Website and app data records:
+ + + + +

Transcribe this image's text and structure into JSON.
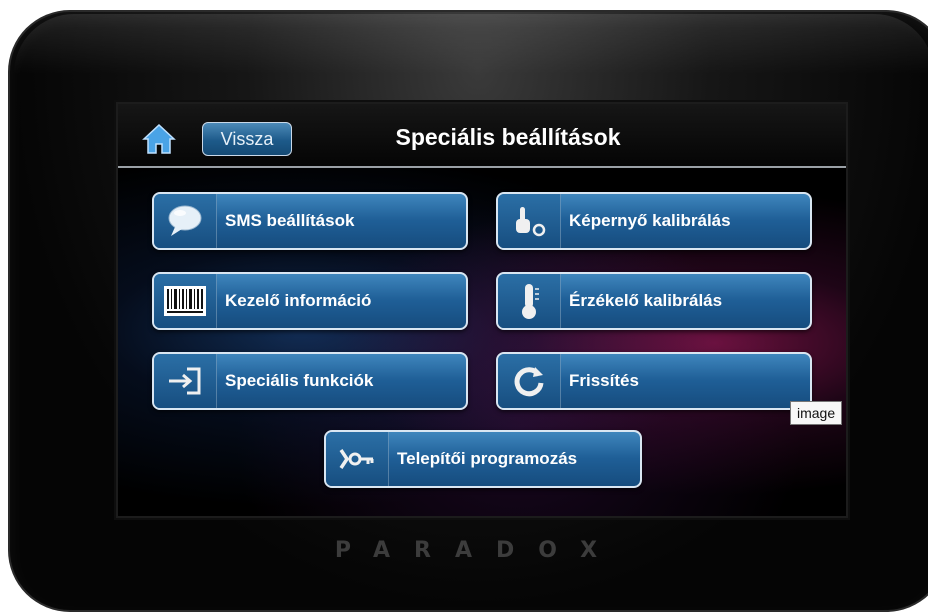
{
  "header": {
    "home_icon": "home-icon",
    "back_label": "Vissza",
    "title": "Speciális beállítások"
  },
  "buttons": [
    {
      "label": "SMS beállítások",
      "icon": "chat-bubble-icon"
    },
    {
      "label": "Képernyő kalibrálás",
      "icon": "touch-calibrate-icon"
    },
    {
      "label": "Kezelő információ",
      "icon": "barcode-icon"
    },
    {
      "label": "Érzékelő kalibrálás",
      "icon": "thermometer-icon"
    },
    {
      "label": "Speciális funkciók",
      "icon": "enter-arrow-icon"
    },
    {
      "label": "Frissítés",
      "icon": "refresh-icon"
    },
    {
      "label": "Telepítői programozás",
      "icon": "installer-key-icon"
    }
  ],
  "brand": "PARADOX",
  "tooltip": "image",
  "colors": {
    "button_blue": "#1f5f97",
    "accent_magenta": "#be1e6e",
    "device_black": "#0a0a0a"
  }
}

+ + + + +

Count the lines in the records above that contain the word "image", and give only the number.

■ Response: 2